Input for this task ->
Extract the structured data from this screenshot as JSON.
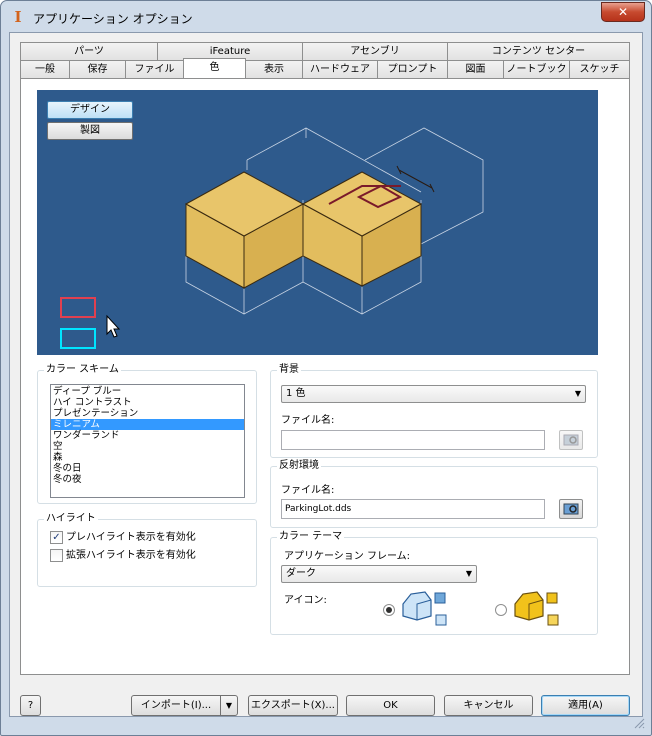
{
  "window": {
    "title": "アプリケーション オプション",
    "close_symbol": "✕",
    "app_icon_symbol": "I"
  },
  "tabs": {
    "row_top": [
      "パーツ",
      "iFeature",
      "アセンブリ",
      "コンテンツ センター"
    ],
    "row_bottom": [
      "一般",
      "保存",
      "ファイル",
      "色",
      "表示",
      "ハードウェア",
      "プロンプト",
      "図面",
      "ノートブック",
      "スケッチ"
    ],
    "active": "色"
  },
  "preview": {
    "design_button": "デザイン",
    "drawing_button": "製図",
    "accent_colors": {
      "background": "#2e5a8c",
      "part_fill": "#e5c061",
      "highlight": "#7a1a2a",
      "swatch_red": "#e04050",
      "swatch_cyan": "#00e5ff"
    }
  },
  "color_scheme": {
    "title": "カラー スキーム",
    "items": [
      "ディープ ブルー",
      "ハイ コントラスト",
      "プレゼンテーション",
      "ミレニアム",
      "ワンダーランド",
      "空",
      "森",
      "冬の日",
      "冬の夜"
    ],
    "selected": "ミレニアム"
  },
  "highlight": {
    "title": "ハイライト",
    "prehighlight_label": "プレハイライト表示を有効化",
    "prehighlight_checked": true,
    "enhanced_label": "拡張ハイライト表示を有効化",
    "enhanced_checked": false,
    "check_mark": "✓"
  },
  "background": {
    "title": "背景",
    "selected": "1 色",
    "file_label": "ファイル名:",
    "file_value": ""
  },
  "reflection": {
    "title": "反射環境",
    "file_label": "ファイル名:",
    "file_value": "ParkingLot.dds"
  },
  "color_theme": {
    "title": "カラー テーマ",
    "frame_label": "アプリケーション フレーム:",
    "frame_value": "ダーク",
    "icon_label": "アイコン:",
    "selected_icon_option": 1
  },
  "footer": {
    "help_symbol": "?",
    "import_label": "インポート(I)...",
    "export_label": "エクスポート(X)...",
    "ok_label": "OK",
    "cancel_label": "キャンセル",
    "apply_label": "適用(A)"
  }
}
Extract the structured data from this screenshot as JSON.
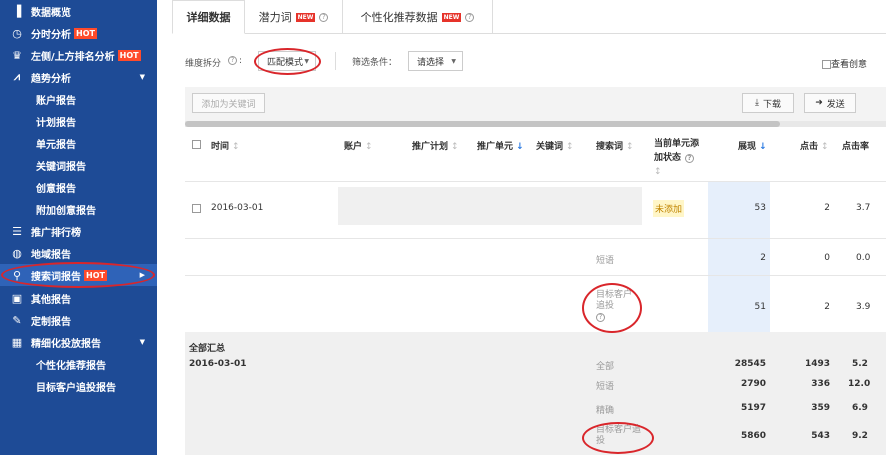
{
  "sidebar": {
    "items": [
      {
        "icon": "bar-chart-icon",
        "glyph": "▐",
        "label": "数据概览",
        "hot": ""
      },
      {
        "icon": "clock-icon",
        "glyph": "◷",
        "label": "分时分析",
        "hot": "HOT"
      },
      {
        "icon": "trophy-icon",
        "glyph": "♛",
        "label": "左侧/上方排名分析",
        "hot": "HOT"
      },
      {
        "icon": "trend-icon",
        "glyph": "⩘",
        "label": "趋势分析",
        "hot": ""
      },
      {
        "label": "账户报告"
      },
      {
        "label": "计划报告"
      },
      {
        "label": "单元报告"
      },
      {
        "label": "关键词报告"
      },
      {
        "label": "创意报告"
      },
      {
        "label": "附加创意报告"
      },
      {
        "icon": "list-icon",
        "glyph": "☰",
        "label": "推广排行榜",
        "hot": ""
      },
      {
        "icon": "globe-icon",
        "glyph": "◍",
        "label": "地域报告",
        "hot": ""
      },
      {
        "icon": "search-icon",
        "glyph": "⚲",
        "label": "搜索词报告",
        "hot": "HOT"
      },
      {
        "icon": "other-icon",
        "glyph": "▣",
        "label": "其他报告",
        "hot": ""
      },
      {
        "icon": "edit-icon",
        "glyph": "✎",
        "label": "定制报告",
        "hot": ""
      },
      {
        "icon": "calculator-icon",
        "glyph": "▦",
        "label": "精细化投放报告",
        "hot": ""
      },
      {
        "label": "个性化推荐报告"
      },
      {
        "label": "目标客户追投报告"
      }
    ]
  },
  "tabs": [
    {
      "label": "详细数据",
      "badge": ""
    },
    {
      "label": "潜力词",
      "badge": "NEW"
    },
    {
      "label": "个性化推荐数据",
      "badge": "NEW"
    }
  ],
  "filters": {
    "dimension_label": "维度拆分",
    "dimension_value": "匹配模式",
    "filter_label": "筛选条件：",
    "filter_value": "请选择",
    "view_creative": "查看创意"
  },
  "toolbar": {
    "add_keyword": "添加为关键词",
    "download": "下载",
    "send": "发送"
  },
  "table": {
    "headers": {
      "time": "时间",
      "account": "账户",
      "plan": "推广计划",
      "unit": "推广单元",
      "keyword": "关键词",
      "search_term": "搜索词",
      "status_line1": "当前单元添",
      "status_line2": "加状态",
      "impressions": "展现",
      "clicks": "点击",
      "ctr": "点击率"
    },
    "row": {
      "date": "2016-03-01",
      "status": "未添加",
      "impressions": "53",
      "clicks": "2",
      "ctr": "3.7"
    },
    "subrows": [
      {
        "label": "短语",
        "impressions": "2",
        "clicks": "0",
        "ctr": "0.0"
      },
      {
        "label_line1": "目标客户",
        "label_line2": "追投",
        "impressions": "51",
        "clicks": "2",
        "ctr": "3.9"
      }
    ],
    "summary": {
      "title": "全部汇总",
      "date": "2016-03-01",
      "rows": [
        {
          "label": "全部",
          "impressions": "28545",
          "clicks": "1493",
          "ctr": "5.2"
        },
        {
          "label": "短语",
          "impressions": "2790",
          "clicks": "336",
          "ctr": "12.0"
        },
        {
          "label": "精确",
          "impressions": "5197",
          "clicks": "359",
          "ctr": "6.9"
        },
        {
          "label_line1": "目标客户追",
          "label_line2": "投",
          "impressions": "5860",
          "clicks": "543",
          "ctr": "9.2"
        }
      ]
    }
  },
  "colors": {
    "sidebar_bg": "#1e4b96",
    "hot_badge": "#ff4b2b",
    "annotation_red": "#d9262b",
    "highlight_col": "#e6effb"
  }
}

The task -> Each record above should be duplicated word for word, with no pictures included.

Exercise result ->
Extract the structured data from this screenshot as JSON.
{
  "window": {
    "title": "アプリケーション オプション",
    "close_symbol": "✕",
    "app_icon_symbol": "I"
  },
  "tabs": {
    "row_top": [
      "パーツ",
      "iFeature",
      "アセンブリ",
      "コンテンツ センター"
    ],
    "row_bottom": [
      "一般",
      "保存",
      "ファイル",
      "色",
      "表示",
      "ハードウェア",
      "プロンプト",
      "図面",
      "ノートブック",
      "スケッチ"
    ],
    "active": "色"
  },
  "preview": {
    "design_button": "デザイン",
    "drawing_button": "製図",
    "accent_colors": {
      "background": "#2e5a8c",
      "part_fill": "#e5c061",
      "highlight": "#7a1a2a",
      "swatch_red": "#e04050",
      "swatch_cyan": "#00e5ff"
    }
  },
  "color_scheme": {
    "title": "カラー スキーム",
    "items": [
      "ディープ ブルー",
      "ハイ コントラスト",
      "プレゼンテーション",
      "ミレニアム",
      "ワンダーランド",
      "空",
      "森",
      "冬の日",
      "冬の夜"
    ],
    "selected": "ミレニアム"
  },
  "highlight": {
    "title": "ハイライト",
    "prehighlight_label": "プレハイライト表示を有効化",
    "prehighlight_checked": true,
    "enhanced_label": "拡張ハイライト表示を有効化",
    "enhanced_checked": false,
    "check_mark": "✓"
  },
  "background": {
    "title": "背景",
    "selected": "1 色",
    "file_label": "ファイル名:",
    "file_value": ""
  },
  "reflection": {
    "title": "反射環境",
    "file_label": "ファイル名:",
    "file_value": "ParkingLot.dds"
  },
  "color_theme": {
    "title": "カラー テーマ",
    "frame_label": "アプリケーション フレーム:",
    "frame_value": "ダーク",
    "icon_label": "アイコン:",
    "selected_icon_option": 1
  },
  "footer": {
    "help_symbol": "?",
    "import_label": "インポート(I)...",
    "export_label": "エクスポート(X)...",
    "ok_label": "OK",
    "cancel_label": "キャンセル",
    "apply_label": "適用(A)"
  }
}
Extract the structured data from this screenshot as JSON.
{
  "sidebar": {
    "items": [
      {
        "icon": "bar-chart-icon",
        "glyph": "▐",
        "label": "数据概览",
        "hot": ""
      },
      {
        "icon": "clock-icon",
        "glyph": "◷",
        "label": "分时分析",
        "hot": "HOT"
      },
      {
        "icon": "trophy-icon",
        "glyph": "♛",
        "label": "左侧/上方排名分析",
        "hot": "HOT"
      },
      {
        "icon": "trend-icon",
        "glyph": "⩘",
        "label": "趋势分析",
        "hot": ""
      },
      {
        "label": "账户报告"
      },
      {
        "label": "计划报告"
      },
      {
        "label": "单元报告"
      },
      {
        "label": "关键词报告"
      },
      {
        "label": "创意报告"
      },
      {
        "label": "附加创意报告"
      },
      {
        "icon": "list-icon",
        "glyph": "☰",
        "label": "推广排行榜",
        "hot": ""
      },
      {
        "icon": "globe-icon",
        "glyph": "◍",
        "label": "地域报告",
        "hot": ""
      },
      {
        "icon": "search-icon",
        "glyph": "⚲",
        "label": "搜索词报告",
        "hot": "HOT"
      },
      {
        "icon": "other-icon",
        "glyph": "▣",
        "label": "其他报告",
        "hot": ""
      },
      {
        "icon": "edit-icon",
        "glyph": "✎",
        "label": "定制报告",
        "hot": ""
      },
      {
        "icon": "calculator-icon",
        "glyph": "▦",
        "label": "精细化投放报告",
        "hot": ""
      },
      {
        "label": "个性化推荐报告"
      },
      {
        "label": "目标客户追投报告"
      }
    ]
  },
  "tabs": [
    {
      "label": "详细数据",
      "badge": ""
    },
    {
      "label": "潜力词",
      "badge": "NEW"
    },
    {
      "label": "个性化推荐数据",
      "badge": "NEW"
    }
  ],
  "filters": {
    "dimension_label": "维度拆分",
    "dimension_value": "匹配模式",
    "filter_label": "筛选条件：",
    "filter_value": "请选择",
    "view_creative": "查看创意"
  },
  "toolbar": {
    "add_keyword": "添加为关键词",
    "download": "下载",
    "send": "发送"
  },
  "table": {
    "headers": {
      "time": "时间",
      "account": "账户",
      "plan": "推广计划",
      "unit": "推广单元",
      "keyword": "关键词",
      "search_term": "搜索词",
      "status_line1": "当前单元添",
      "status_line2": "加状态",
      "impressions": "展现",
      "clicks": "点击",
      "ctr": "点击率"
    },
    "row": {
      "date": "2016-03-01",
      "status": "未添加",
      "impressions": "53",
      "clicks": "2",
      "ctr": "3.7"
    },
    "subrows": [
      {
        "label": "短语",
        "impressions": "2",
        "clicks": "0",
        "ctr": "0.0"
      },
      {
        "label_line1": "目标客户",
        "label_line2": "追投",
        "impressions": "51",
        "clicks": "2",
        "ctr": "3.9"
      }
    ],
    "summary": {
      "title": "全部汇总",
      "date": "2016-03-01",
      "rows": [
        {
          "label": "全部",
          "impressions": "28545",
          "clicks": "1493",
          "ctr": "5.2"
        },
        {
          "label": "短语",
          "impressions": "2790",
          "clicks": "336",
          "ctr": "12.0"
        },
        {
          "label": "精确",
          "impressions": "5197",
          "clicks": "359",
          "ctr": "6.9"
        },
        {
          "label_line1": "目标客户追",
          "label_line2": "投",
          "impressions": "5860",
          "clicks": "543",
          "ctr": "9.2"
        }
      ]
    }
  },
  "colors": {
    "sidebar_bg": "#1e4b96",
    "hot_badge": "#ff4b2b",
    "annotation_red": "#d9262b",
    "highlight_col": "#e6effb"
  }
}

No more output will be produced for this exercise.